FIGURE 1. Infarct Volumes of Mice Subjected to Transient Cerebral Ischemia
Melatonin led to a decrease in infarct size in treated animals. *Significantly different from vehicle-treated control animals (p≤0.05).
To the Editor: It is widely known that occurrence of poststroke mood disorders, especially depression, is one of the most frequent complications of stroke.1 It affects approximately 20%—40% of all patients and the definitive treatment of this clinical picture includes various antidepressant agents.1
The evidence about the antidepressant-like activity of melatonin and melatonin agonists is rapidly increasing.2—7 However melatonin is also an important agent in sleep disturbances, which are shown to be associated with stroke.8 In light of these findings we wanted to evaluate whether this novel antidepressant agent also has neuroprotective effect on cerebral ischemia.
To examine this matter we evaluated the neuroprotective effect of melatonin in a relevant model for stroke in humans.
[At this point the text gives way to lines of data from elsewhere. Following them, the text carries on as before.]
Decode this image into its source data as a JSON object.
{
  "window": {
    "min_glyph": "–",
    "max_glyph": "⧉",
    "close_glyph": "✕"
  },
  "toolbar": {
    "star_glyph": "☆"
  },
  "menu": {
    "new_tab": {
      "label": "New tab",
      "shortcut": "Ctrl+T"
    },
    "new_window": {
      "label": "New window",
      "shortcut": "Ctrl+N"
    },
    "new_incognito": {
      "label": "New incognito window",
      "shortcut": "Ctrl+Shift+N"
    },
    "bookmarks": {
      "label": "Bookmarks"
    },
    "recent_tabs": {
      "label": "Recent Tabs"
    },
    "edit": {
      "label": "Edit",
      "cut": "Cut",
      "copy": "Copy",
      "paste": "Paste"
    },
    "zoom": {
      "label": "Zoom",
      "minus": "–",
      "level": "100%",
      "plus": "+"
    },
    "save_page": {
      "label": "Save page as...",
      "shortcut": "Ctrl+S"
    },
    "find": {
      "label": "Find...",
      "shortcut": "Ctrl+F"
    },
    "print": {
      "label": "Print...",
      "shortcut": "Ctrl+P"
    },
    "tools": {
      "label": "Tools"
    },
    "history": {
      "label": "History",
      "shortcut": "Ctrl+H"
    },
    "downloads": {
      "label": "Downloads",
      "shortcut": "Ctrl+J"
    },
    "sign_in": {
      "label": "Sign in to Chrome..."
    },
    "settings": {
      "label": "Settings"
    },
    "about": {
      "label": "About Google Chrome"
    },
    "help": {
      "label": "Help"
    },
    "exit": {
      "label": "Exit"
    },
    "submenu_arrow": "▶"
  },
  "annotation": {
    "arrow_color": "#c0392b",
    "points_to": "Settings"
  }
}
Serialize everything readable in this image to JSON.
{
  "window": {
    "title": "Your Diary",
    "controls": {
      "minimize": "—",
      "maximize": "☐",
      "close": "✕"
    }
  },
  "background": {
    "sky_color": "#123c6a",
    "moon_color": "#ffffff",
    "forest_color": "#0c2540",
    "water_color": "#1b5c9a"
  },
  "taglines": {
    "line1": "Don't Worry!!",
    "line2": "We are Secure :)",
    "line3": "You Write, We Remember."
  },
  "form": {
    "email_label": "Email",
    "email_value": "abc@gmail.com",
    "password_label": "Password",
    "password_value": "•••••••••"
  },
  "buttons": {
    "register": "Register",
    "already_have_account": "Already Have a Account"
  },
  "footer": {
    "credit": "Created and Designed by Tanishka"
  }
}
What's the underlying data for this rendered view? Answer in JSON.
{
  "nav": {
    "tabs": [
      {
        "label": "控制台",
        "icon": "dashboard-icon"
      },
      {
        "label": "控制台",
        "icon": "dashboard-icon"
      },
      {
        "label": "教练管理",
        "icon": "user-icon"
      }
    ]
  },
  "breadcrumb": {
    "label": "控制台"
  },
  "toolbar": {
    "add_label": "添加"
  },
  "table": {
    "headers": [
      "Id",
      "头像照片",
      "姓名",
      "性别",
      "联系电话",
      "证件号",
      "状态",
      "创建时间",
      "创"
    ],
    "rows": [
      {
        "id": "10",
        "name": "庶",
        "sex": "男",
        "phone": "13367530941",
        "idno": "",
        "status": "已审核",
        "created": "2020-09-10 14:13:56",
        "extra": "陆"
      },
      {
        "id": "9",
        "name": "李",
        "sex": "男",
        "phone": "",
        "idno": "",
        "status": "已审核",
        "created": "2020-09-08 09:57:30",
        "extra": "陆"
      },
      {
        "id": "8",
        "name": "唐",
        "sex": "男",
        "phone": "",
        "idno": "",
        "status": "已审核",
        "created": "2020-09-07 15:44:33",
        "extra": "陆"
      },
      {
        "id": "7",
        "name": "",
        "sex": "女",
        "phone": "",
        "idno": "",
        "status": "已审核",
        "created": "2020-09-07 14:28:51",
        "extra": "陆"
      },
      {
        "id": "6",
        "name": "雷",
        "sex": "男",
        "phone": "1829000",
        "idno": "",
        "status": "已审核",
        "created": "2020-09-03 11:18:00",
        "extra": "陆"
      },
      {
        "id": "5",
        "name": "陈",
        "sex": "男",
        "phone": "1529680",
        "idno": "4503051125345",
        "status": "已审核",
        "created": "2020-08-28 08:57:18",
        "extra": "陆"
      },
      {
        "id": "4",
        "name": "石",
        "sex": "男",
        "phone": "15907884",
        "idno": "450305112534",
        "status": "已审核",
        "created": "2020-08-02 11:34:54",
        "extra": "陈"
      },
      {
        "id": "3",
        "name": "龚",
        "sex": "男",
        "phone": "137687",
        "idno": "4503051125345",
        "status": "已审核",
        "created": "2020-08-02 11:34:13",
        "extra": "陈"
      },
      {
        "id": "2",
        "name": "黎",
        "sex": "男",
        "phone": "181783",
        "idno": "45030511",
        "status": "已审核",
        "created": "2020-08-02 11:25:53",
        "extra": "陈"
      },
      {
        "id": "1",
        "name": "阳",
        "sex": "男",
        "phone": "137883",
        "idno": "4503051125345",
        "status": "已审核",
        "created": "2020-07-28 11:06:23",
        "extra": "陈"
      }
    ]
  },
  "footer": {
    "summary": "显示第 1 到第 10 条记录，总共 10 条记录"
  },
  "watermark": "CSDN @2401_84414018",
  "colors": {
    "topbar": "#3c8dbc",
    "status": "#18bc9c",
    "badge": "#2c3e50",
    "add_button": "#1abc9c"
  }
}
Thus we administered the indole prophylactically for 4 weeks before the middle cerebral artery thread occlusions and evaluated the effects of melatonin treatment on ischemic brain injury 24 hours after reperfusion. Reproducibility of cerebral ischemia was controlled by Laser Doppler Flowmetry, and the neuroprotection was evaluated by infarct volume measurements (Figure 1
). Melatonin significantly reduced the infarct size (Figure 1
) (mean 1.12±0.5 mm3 compared to 2.62±0.5 mm3) when given prophylactically (p<0.05). This study was interesting with regard to poststroke depression by which a mood stabilizer with neuroprotective property would be preferable. Additionally, this finding supports that melatonin may be a suitable agent for patients with stroke and sleep disturbances, not only with its inhibiting effect on ischemic neuronal injury, but also with its improving effect on sleep disturbances. This can in turn provide additional support for the restorative process after brain injury.
However, further experiments to evaluate the long-term clinical applicability of such neuroprotective effects of melatonin in poststroke depression patients with MRI and spectroscopy studies would be the logical future steps to be taken in the field of psychiatric research.